## About this task
The lines wanted are those in the data below that include "true".

(Source data begins)

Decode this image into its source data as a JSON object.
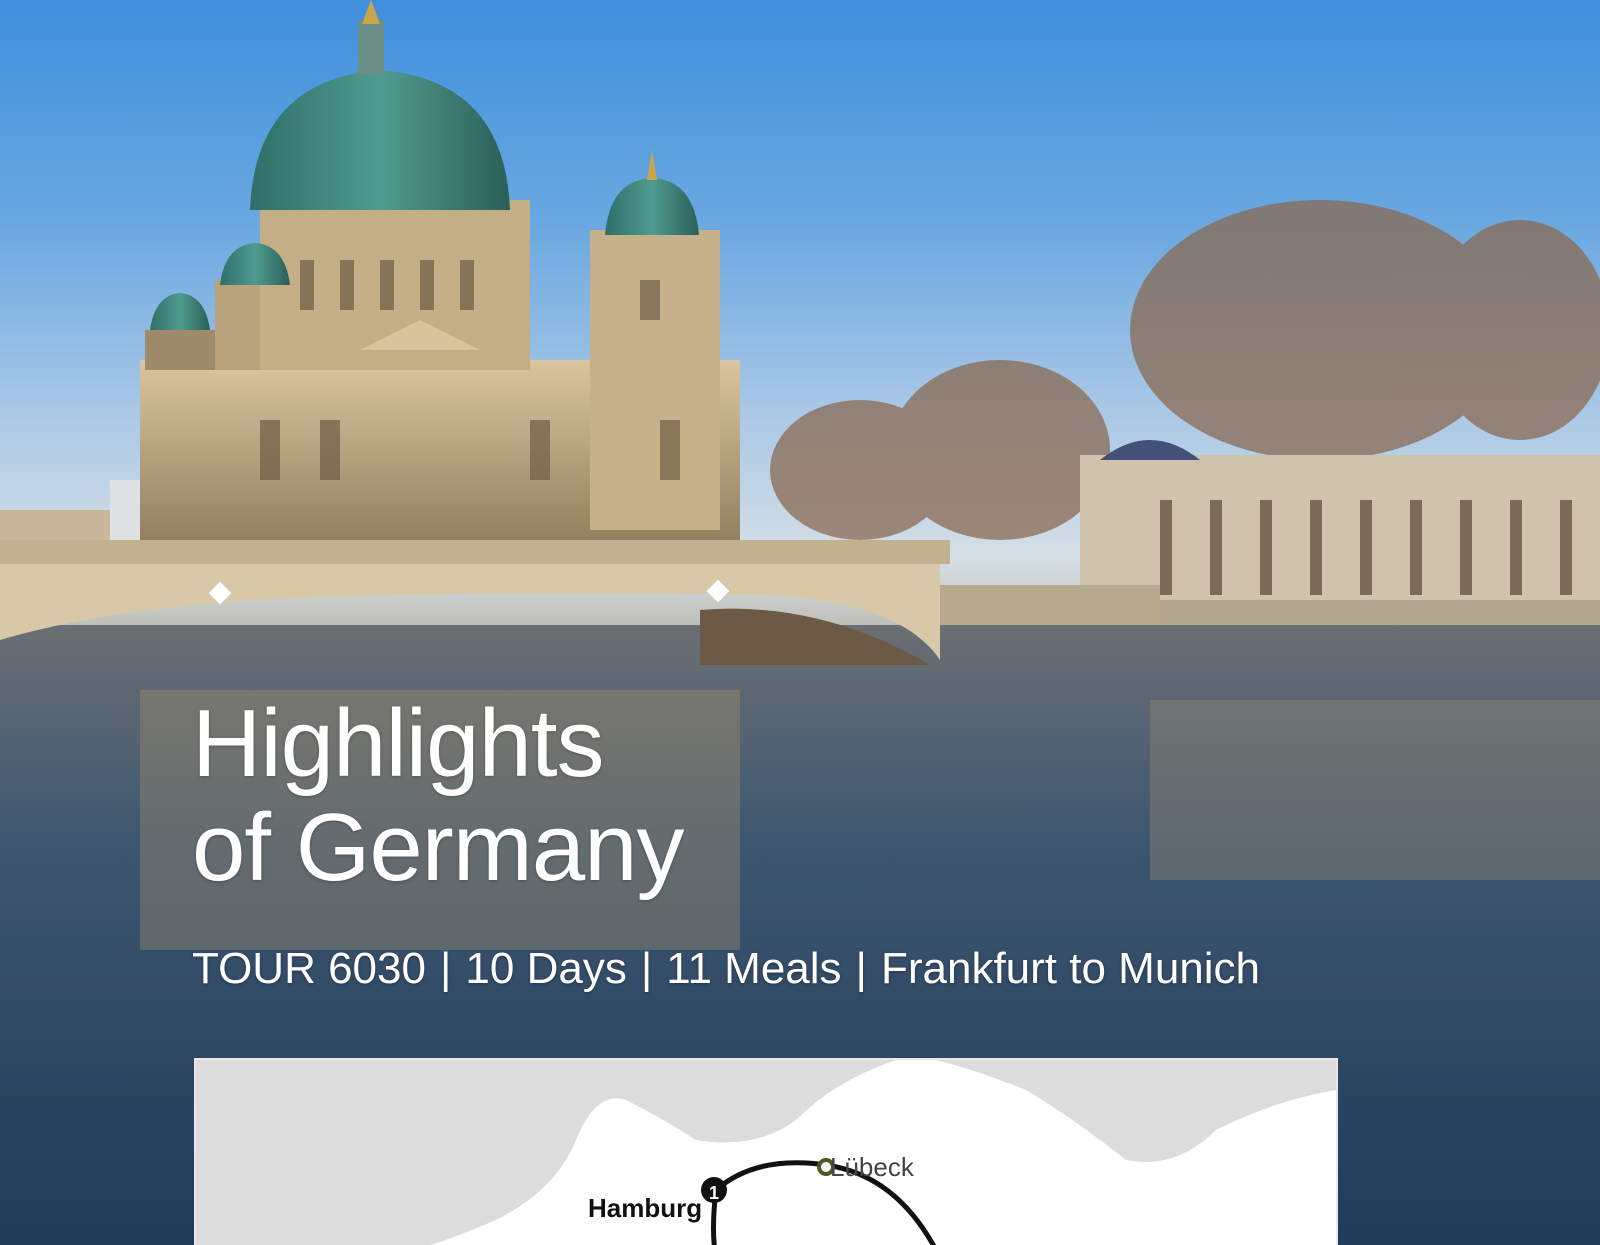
{
  "hero": {
    "title_line1": "Highlights",
    "title_line2": "of Germany"
  },
  "tour_info": {
    "tour": "TOUR 6030",
    "days": "10 Days",
    "meals": "11 Meals",
    "route": "Frankfurt to Munich",
    "separator": "|"
  },
  "map": {
    "cities": [
      {
        "name": "Lübeck"
      },
      {
        "name": "Hamburg",
        "stop_number": "1"
      }
    ],
    "colors": {
      "land": "#ffffff",
      "sea": "#dcdcdc",
      "route": "#111111"
    }
  }
}
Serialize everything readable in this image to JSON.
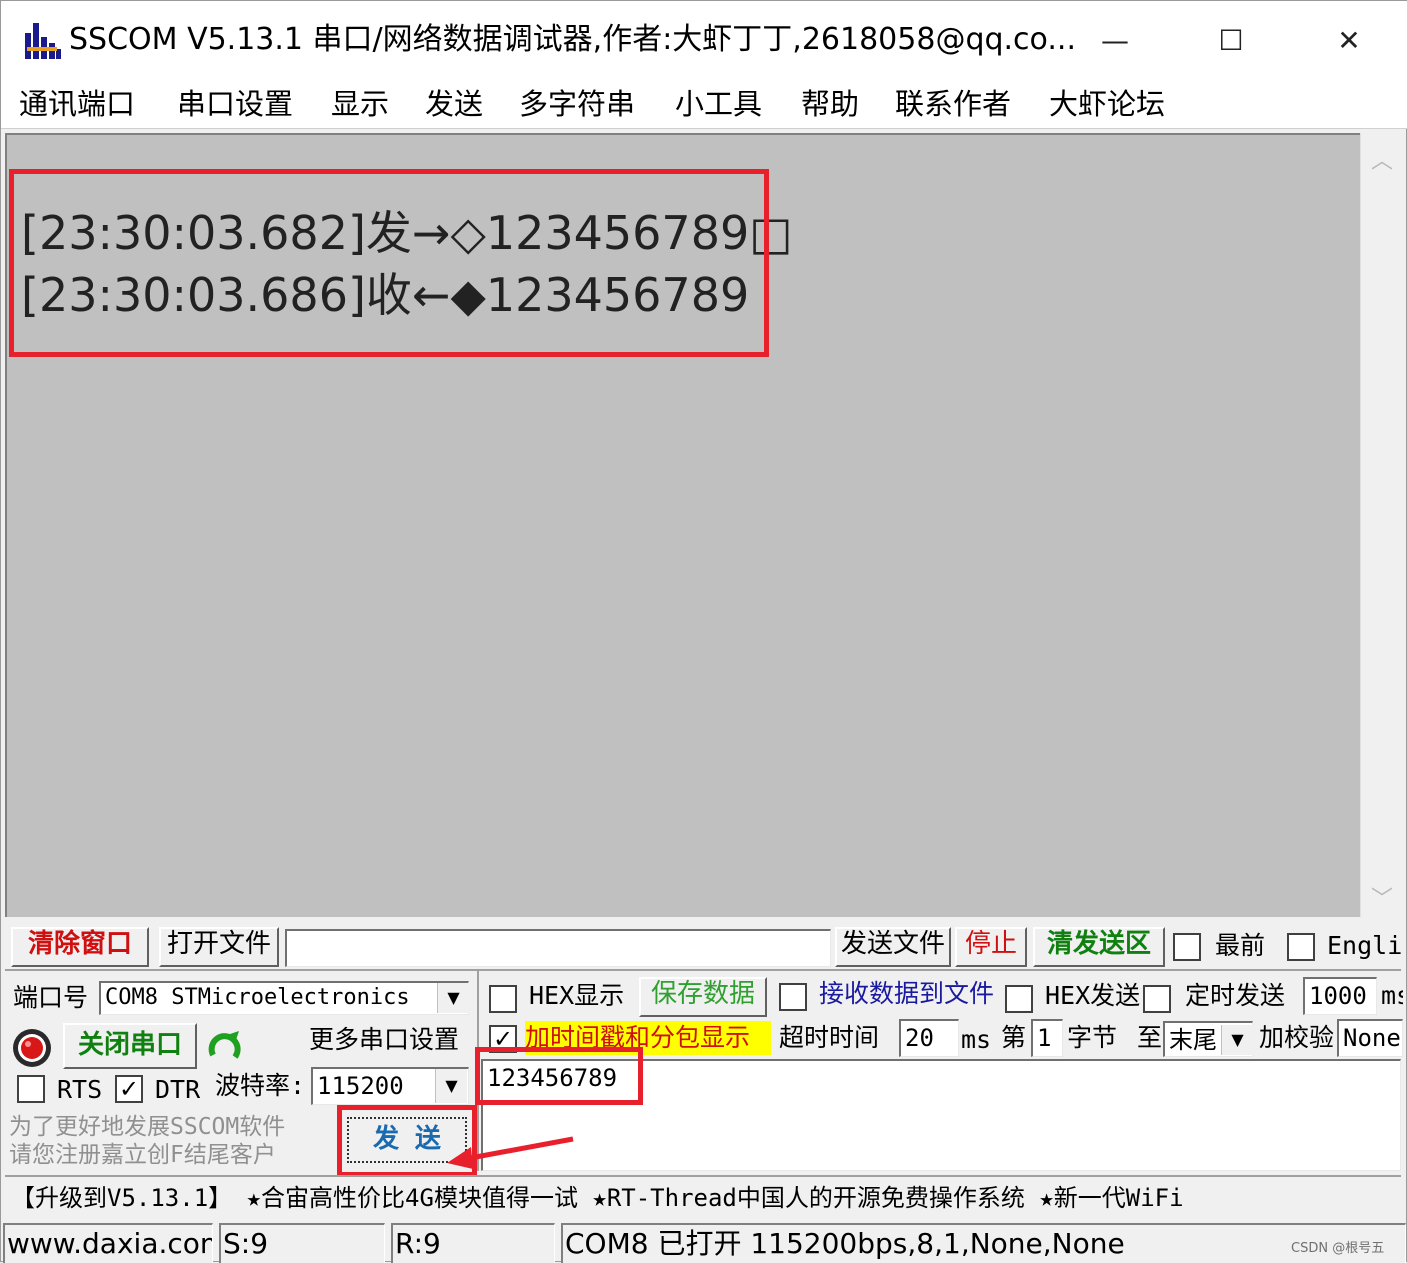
{
  "window": {
    "title": "SSCOM V5.13.1 串口/网络数据调试器,作者:大虾丁丁,2618058@qq.co...",
    "controls": {
      "minimize": "—",
      "maximize": "☐",
      "close": "✕"
    }
  },
  "menu": [
    "通讯端口",
    "串口设置",
    "显示",
    "发送",
    "多字符串",
    "小工具",
    "帮助",
    "联系作者",
    "大虾论坛"
  ],
  "receive": {
    "lines": [
      "[23:30:03.682]发→◇123456789□",
      "[23:30:03.686]收←◆123456789"
    ]
  },
  "toolbar": {
    "clear_window": "清除窗口",
    "open_file": "打开文件",
    "file_path": "",
    "send_file": "发送文件",
    "stop": "停止",
    "clear_send": "清发送区",
    "topmost": "最前",
    "english": "English"
  },
  "port": {
    "label": "端口号",
    "value": "COM8 STMicroelectronics",
    "close_port": "关闭串口",
    "more_settings": "更多串口设置",
    "rts": "RTS",
    "dtr": "DTR",
    "rts_checked": false,
    "dtr_checked": true,
    "baud_label": "波特率:",
    "baud_value": "115200"
  },
  "options": {
    "hex_display": "HEX显示",
    "save_data": "保存数据",
    "recv_to_file": "接收数据到文件",
    "hex_send": "HEX发送",
    "timed_send": "定时发送",
    "timed_value": "1000",
    "timed_unit": "ms",
    "timestamp": "加时间戳和分包显示",
    "timeout_label": "超时时间",
    "timeout_value": "20",
    "timeout_unit": "ms",
    "nth_label": "第",
    "nth_value": "1",
    "byte_label": "字节",
    "to_label": "至",
    "to_value": "末尾",
    "checksum_label": "加校验",
    "checksum_value": "None",
    "timestamp_checked": true
  },
  "send": {
    "text": "123456789",
    "button": "发  送",
    "promo": "为了更好地发展SSCOM软件\n请您注册嘉立创F结尾客户"
  },
  "ticker": "【升级到V5.13.1】 ★合宙高性价比4G模块值得一试  ★RT-Thread中国人的开源免费操作系统  ★新一代WiFi",
  "status": {
    "site": "www.daxia.com",
    "sent": "S:9",
    "received": "R:9",
    "port_state": "COM8 已打开  115200bps,8,1,None,None"
  },
  "watermark": "CSDN @根号五"
}
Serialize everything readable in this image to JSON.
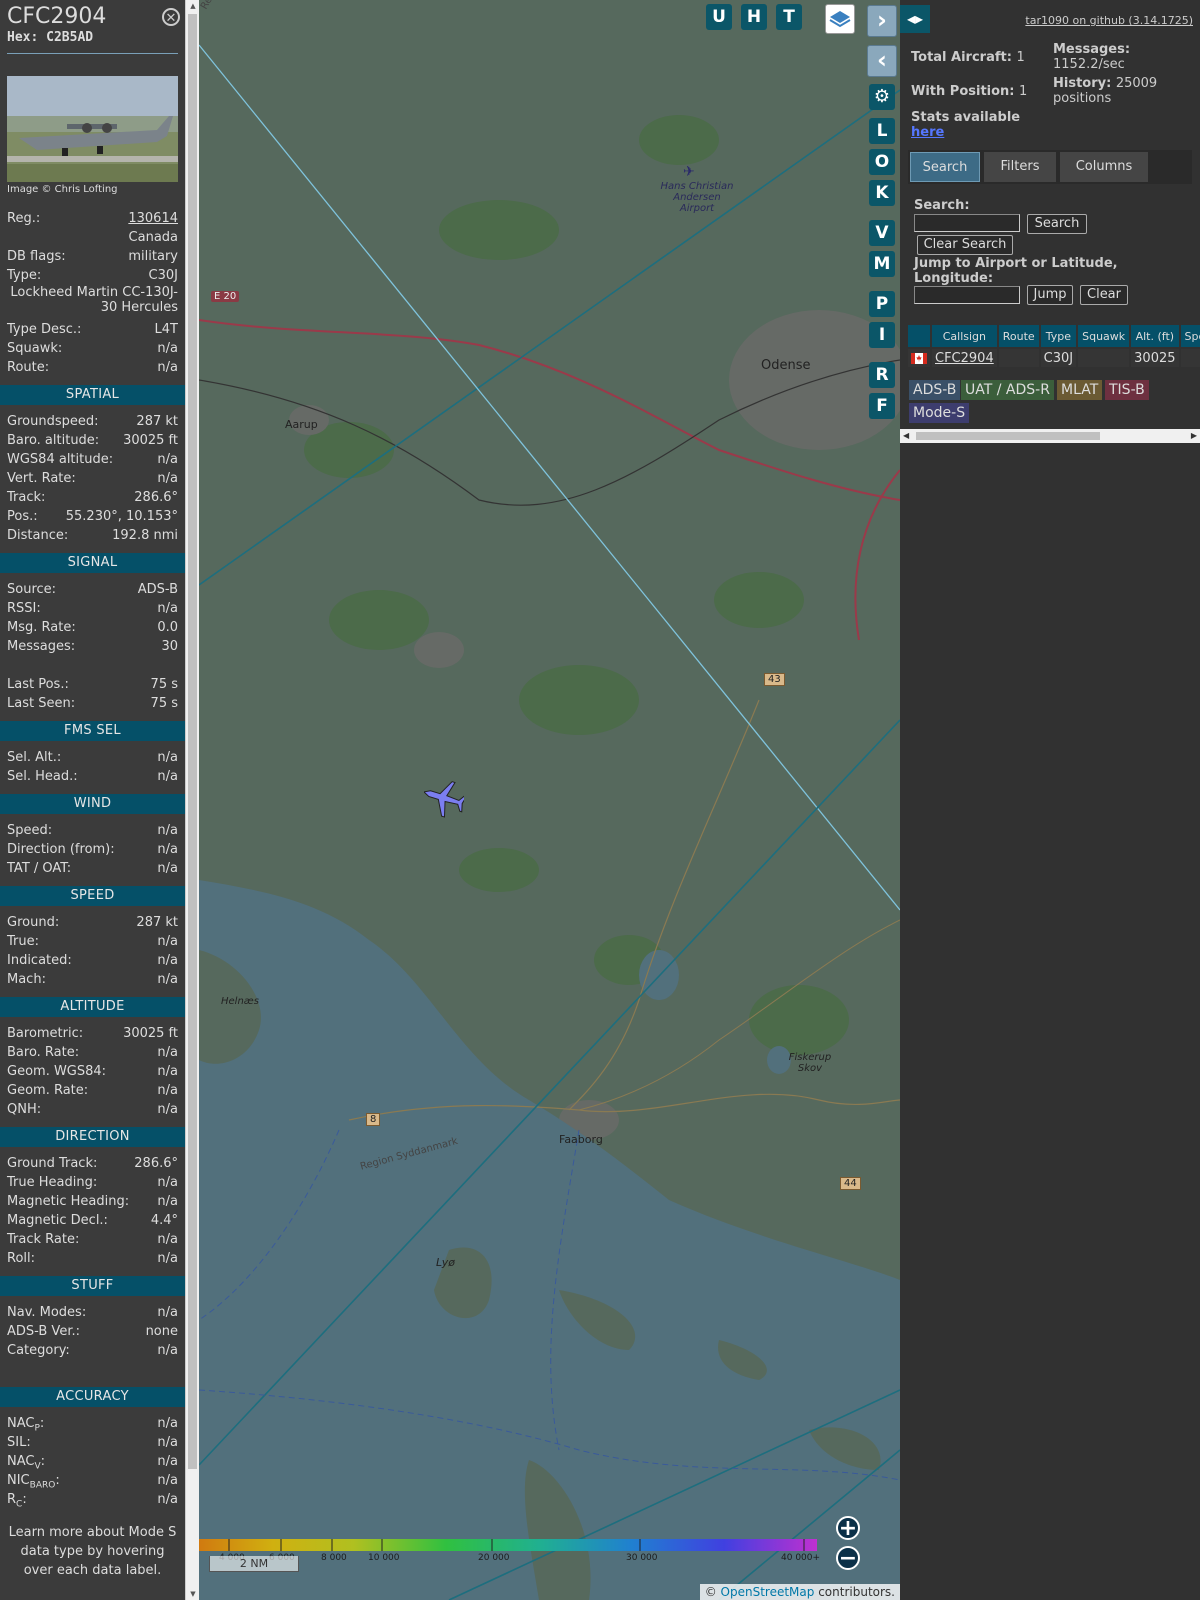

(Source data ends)

## Response
    "dtr_checked": true,
    "timestamp_checked": true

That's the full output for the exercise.